The Gulf Coast Science Festival is much like Foo Foo Fest in that it’s inclusive of other related events taking place during its nine-day stretch.

For example, Night of Nature is this Friday evening at 5:30 at the Roy Hyatt Environmental Center in Cantonment.

This month’s Archeo-Café talk by University of West Florida marine archaeologist Greg Cook will be featured; it’s set for Tuesday, Mar. 13, 6 p.m. at Ozone Pizza Pub.

Science Trivia Night will be held on Wednesday, Mar. 14, 7 – 9 p.m. at Goat Lips Chew & Brewhouse.

Also, this month’s Science Saturdays program at the Institute for Human & Machine Cognition will be included. It will be held on Saturday, Mar. 17, beginning at 9 a.m.

At the Extension Service office in Escambia County, final preparations are underway for one of the science festival’s anchor events, the Festival of Flight. Carrie Stevenson is a coastal sustainability agent and a member of the planning committee.

Escambia County Extension Director Nick Simmons and coastal sustainability agent Carrie Stevenson are helping to organize the Festival Flight, which is part of the inaugural Gulf Coast Science Festival.
Credit Sandra Averhart / WUWF Public Media

“In the planning phases, we started talking with folks from the National Museum of Naval Aviation,” said Stevenson. “They were saying how much they enjoyed demonstrating flight for people in the community, but it’s difficult to have model planes or drones near the Navy base or near the airport.”

But, Stevenson said there’s plenty of space at their 4-H livestock facility in Molino. So, the Festival of Flight will be held there this Saturday from 10 a.m. until 2 p.m.

There will be demonstrations of drones and large model airplanes, and representatives from Audubon Florida will be on hand to talk about bird flight.

“Yeah, they fight over who has the remote…but, they really enjoy it,” said Escambia County Extension Director Nick Simmons. He’s been teaching 4-H club members about drones, and says he may fly their small unit on Saturday.

“You’ll probably have you know ones a lot bigger ones than this, and ones that may have a lot more features, some that go faster, some that go slower, some have better cameras,” Simmons said. “I know a lot of people like to race the drones and, so that’ll be something interesting to see.’

The Festival of Flight is just one of many activities taking place during the inaugural Gulf Coast Science Festival, and more details are available online at www.gulf-coast-science-festival-dot-org.

Back at the Pensacola MESS Hall, organizer Megan Pratt is already thinking about making this an annual event.
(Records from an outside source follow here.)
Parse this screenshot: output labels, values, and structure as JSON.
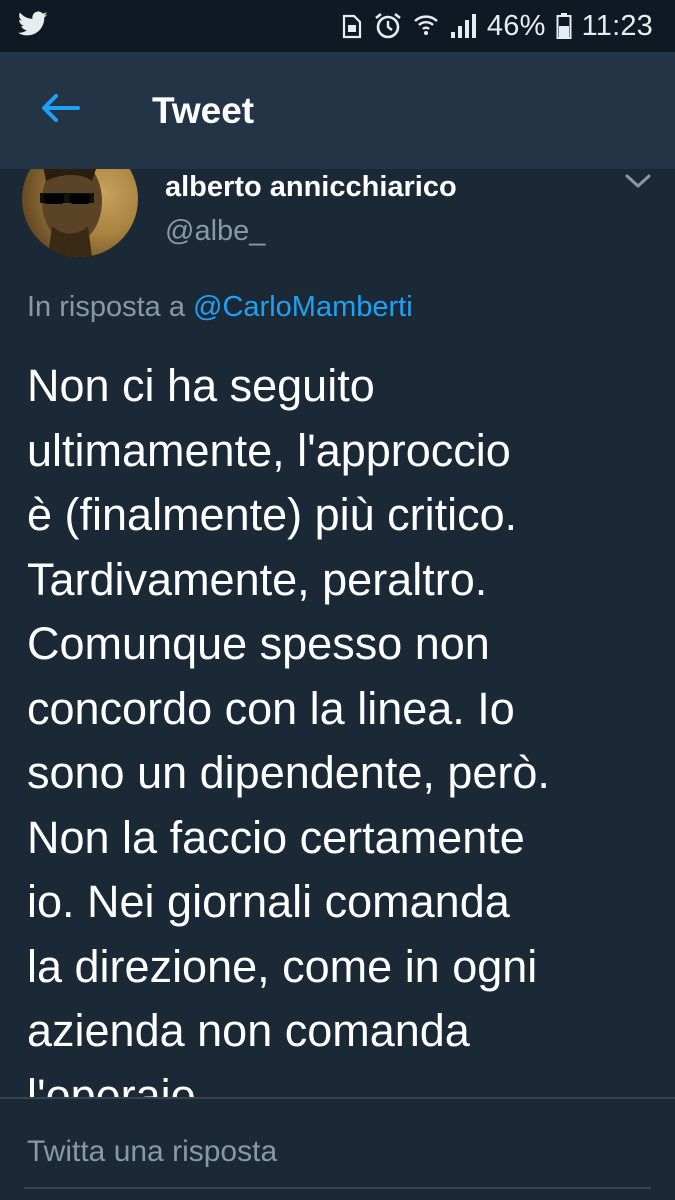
{
  "status_bar": {
    "battery_percent": "46%",
    "time": "11:23",
    "icons": [
      "twitter-bird-icon",
      "lock-save-icon",
      "alarm-icon",
      "wifi-icon",
      "signal-icon",
      "battery-icon"
    ]
  },
  "header": {
    "title": "Tweet",
    "back_icon": "back-arrow-icon",
    "accent_color": "#1da1f2"
  },
  "tweet": {
    "author_name": "alberto annicchiarico",
    "author_handle": "@albe_",
    "reply_prefix": "In risposta a",
    "reply_mention": "@CarloMamberti",
    "text": "Non ci ha seguito\nultimamente, l'approccio\nè (finalmente) più critico.\nTardivamente, peraltro.\nComunque spesso non\nconcordo con la linea. Io\nsono un dipendente, però.\nNon la faccio certamente\nio. Nei giornali comanda\nla direzione, come in ogni\nazienda non comanda\nl'operaio"
  },
  "composer": {
    "placeholder": "Twitta una risposta"
  },
  "colors": {
    "background": "#1b2836",
    "header_bg": "#243447",
    "status_bg": "#0f1924",
    "secondary_text": "#8899a6",
    "link": "#1da1f2"
  }
}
“The response we’ve already received to the event has been very positive and it’s a great part of our community that isn’t usually highlighted,” Pratt said. “I think we have science in the spring and art in the fall; it works well.”